Since I mentioned Danes, she was pretty fantastic this week as well. We've been talking about power, and she definitely manifested hers throughout the episode. Agent Carrie is back in full force, and with it is her confidence in putting people in their place, running operations, and dealing with Brody. Other than the kiss, as it's quite clear that her one weakness is this one damned soldier-turned-terrorist.

But maybe the most compelling part of the episode is everything that happens in the prison with Saul. As mentioned, Saul goes to see his friend Elaine from season 1, hoping that she'll know who this mystery Abu Nazir operative is. She claims to know him, but holds out for a room with a window, because she's sick of sitting in a small room 23 hours a day. Saul sympathizes with her, and gets her the room. Elaine then provides a name, and consequently, a location. Quinn heads out to find him, but it turns out to be someone entirely different, a ruse by Elaine to get one last good day before killing herself. Once again, Saul gave her the power, and he sympathized with her, and the whole operation paid the price. But it's a reminder that even terrorists are people, misguided people at that. Just like the operatives, as this whole exercise was a reminder that Saul's been through some stuff himself.

So where are we when the credits start to roll with "The Clearing"? Things are messy on screen. The CIA is nowhere closer to solving Nazir's threat, they're alienating their only lead in Brody, who has to deal with his own problems thanks to his daughter's misdeeds, putting everything in a state of disarray. Meanwhile, Carrie is one kiss away from sleeping with the damned terrorist again, and the terrorists have a crate full of explosives.

It's messy on screen, but it's a thing of beauty to watch. The writers manage to pull together all these threads, all while throwing in a few callbacks to season one and to the events that took place before the show. Sure, they don't really move forward in the episode, but characters progress tremendously, and we're much clearer on where everyone stands, in terms of power, sympathy, and everything else. As complex as it is , "The Clearing" just works on every level, and gets 9.5 unwitting Arab musicians out of 10.

Notes & Quotes:

  • I've loved the use of the dead/alive boards this season, and this week's was especially well done, with Saul moving Eileen's picture from the scarcely populated alive board to the busy dead board. After spending an episode with her, she's just another picture on the board, a pawn. Who else is going to end up a pawn on the death board by the time the season is up?
  • I know people don't particularly like the Dana storyline, but they weaved it into the main plot nicely this week I thought. It became more than just a 24-style b-plot and something centric to the show, as it showed us how more than anything, Dana is important to Brody. In fact, people have been complaining about it a lot, and I'm not sure why. Hit and runs happen all the time and if anyone's going to try and cover it up, it's a presidential candidate.
  • Danny is still alive, that's a good thing! Meanwhile, Quinn is popping pills like he's Max Payne. Probably not a good thing.
  • I don't particularly have anything against Mike, but watching Carrie emasculate him and tell him to "stand the fuck down" was a thing of beauty.
  • When the woman asked Brody if he ever wanted to just kill himself, it looked like he quite did at that very moment.
  • Did you catch last night's SNL, and what did you think of the Homeland spoof?
Comments 2
Patrick Storto's picture
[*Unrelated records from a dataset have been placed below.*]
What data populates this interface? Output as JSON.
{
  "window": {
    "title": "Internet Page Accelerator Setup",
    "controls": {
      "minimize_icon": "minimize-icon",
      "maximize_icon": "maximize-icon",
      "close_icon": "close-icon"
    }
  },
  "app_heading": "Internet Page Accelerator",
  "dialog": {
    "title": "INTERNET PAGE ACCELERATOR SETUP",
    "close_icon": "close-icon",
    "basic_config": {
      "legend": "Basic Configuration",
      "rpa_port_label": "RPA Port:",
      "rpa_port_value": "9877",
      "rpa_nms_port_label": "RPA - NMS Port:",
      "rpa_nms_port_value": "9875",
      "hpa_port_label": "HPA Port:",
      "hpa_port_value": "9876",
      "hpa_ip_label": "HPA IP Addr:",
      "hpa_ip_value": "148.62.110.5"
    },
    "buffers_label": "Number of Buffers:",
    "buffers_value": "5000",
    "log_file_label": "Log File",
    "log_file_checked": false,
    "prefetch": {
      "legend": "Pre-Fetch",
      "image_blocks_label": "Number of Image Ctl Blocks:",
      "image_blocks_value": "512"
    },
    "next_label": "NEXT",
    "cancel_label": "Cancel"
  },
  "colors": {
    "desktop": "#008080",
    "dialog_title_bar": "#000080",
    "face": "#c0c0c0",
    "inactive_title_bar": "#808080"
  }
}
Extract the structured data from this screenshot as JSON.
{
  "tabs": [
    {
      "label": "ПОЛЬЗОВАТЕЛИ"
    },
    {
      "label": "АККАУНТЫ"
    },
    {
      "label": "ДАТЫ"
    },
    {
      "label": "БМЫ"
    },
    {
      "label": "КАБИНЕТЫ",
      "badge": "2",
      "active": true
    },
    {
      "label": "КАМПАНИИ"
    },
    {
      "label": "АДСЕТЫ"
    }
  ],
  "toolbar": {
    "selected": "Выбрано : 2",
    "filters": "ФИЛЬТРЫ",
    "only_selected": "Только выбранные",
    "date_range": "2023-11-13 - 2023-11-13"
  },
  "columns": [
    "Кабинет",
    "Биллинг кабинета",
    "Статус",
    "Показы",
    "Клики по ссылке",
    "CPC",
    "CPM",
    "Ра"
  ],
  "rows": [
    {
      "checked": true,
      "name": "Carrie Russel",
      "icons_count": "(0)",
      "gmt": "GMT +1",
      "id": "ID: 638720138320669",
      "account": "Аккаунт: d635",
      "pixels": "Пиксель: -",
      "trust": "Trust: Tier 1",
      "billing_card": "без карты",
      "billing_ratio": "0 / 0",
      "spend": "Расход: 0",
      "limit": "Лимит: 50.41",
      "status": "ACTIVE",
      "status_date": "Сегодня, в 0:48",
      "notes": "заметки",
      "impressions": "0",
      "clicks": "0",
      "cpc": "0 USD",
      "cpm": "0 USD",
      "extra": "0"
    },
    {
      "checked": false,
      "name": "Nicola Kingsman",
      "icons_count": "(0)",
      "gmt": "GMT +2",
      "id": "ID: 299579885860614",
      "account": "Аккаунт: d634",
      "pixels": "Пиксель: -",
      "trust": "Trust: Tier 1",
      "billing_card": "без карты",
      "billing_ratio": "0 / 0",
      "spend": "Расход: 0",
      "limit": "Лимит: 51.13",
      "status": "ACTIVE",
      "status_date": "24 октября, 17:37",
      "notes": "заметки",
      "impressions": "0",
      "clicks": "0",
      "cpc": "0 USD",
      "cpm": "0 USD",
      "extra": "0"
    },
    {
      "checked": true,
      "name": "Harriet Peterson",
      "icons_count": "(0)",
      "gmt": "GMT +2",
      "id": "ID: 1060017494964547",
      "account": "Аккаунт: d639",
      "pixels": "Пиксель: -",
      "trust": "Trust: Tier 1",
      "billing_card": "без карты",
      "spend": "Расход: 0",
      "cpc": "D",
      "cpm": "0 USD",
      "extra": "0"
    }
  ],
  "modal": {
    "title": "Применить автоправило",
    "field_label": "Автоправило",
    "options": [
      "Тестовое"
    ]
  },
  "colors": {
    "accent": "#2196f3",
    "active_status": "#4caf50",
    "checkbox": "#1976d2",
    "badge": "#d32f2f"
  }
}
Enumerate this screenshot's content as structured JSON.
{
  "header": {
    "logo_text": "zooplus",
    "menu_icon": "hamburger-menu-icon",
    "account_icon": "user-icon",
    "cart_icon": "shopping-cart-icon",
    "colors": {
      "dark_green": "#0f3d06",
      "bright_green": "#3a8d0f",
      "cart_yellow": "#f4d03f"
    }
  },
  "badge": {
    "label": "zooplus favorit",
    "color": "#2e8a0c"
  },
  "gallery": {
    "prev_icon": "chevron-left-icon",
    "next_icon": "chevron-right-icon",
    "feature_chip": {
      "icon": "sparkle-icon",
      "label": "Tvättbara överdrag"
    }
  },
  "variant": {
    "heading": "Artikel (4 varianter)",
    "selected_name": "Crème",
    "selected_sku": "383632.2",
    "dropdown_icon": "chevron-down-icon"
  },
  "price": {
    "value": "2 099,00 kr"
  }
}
I do like the Dana storyline, but it just makes me want more and more for Dana to become a casualty in all of this.

I like how they closed up the Eileen storyline, even though they didn't have to. I like that they don't really keep loose ends in the story.

George Prax's picture

About the most shocking thing they could probably do this season is kill Dana, and they might need it based on how this season is going, so you might be right.

And ya, the Eileen thing, tying up loose ends and callbacks to things that already happened is IMO what sets them apart from 24.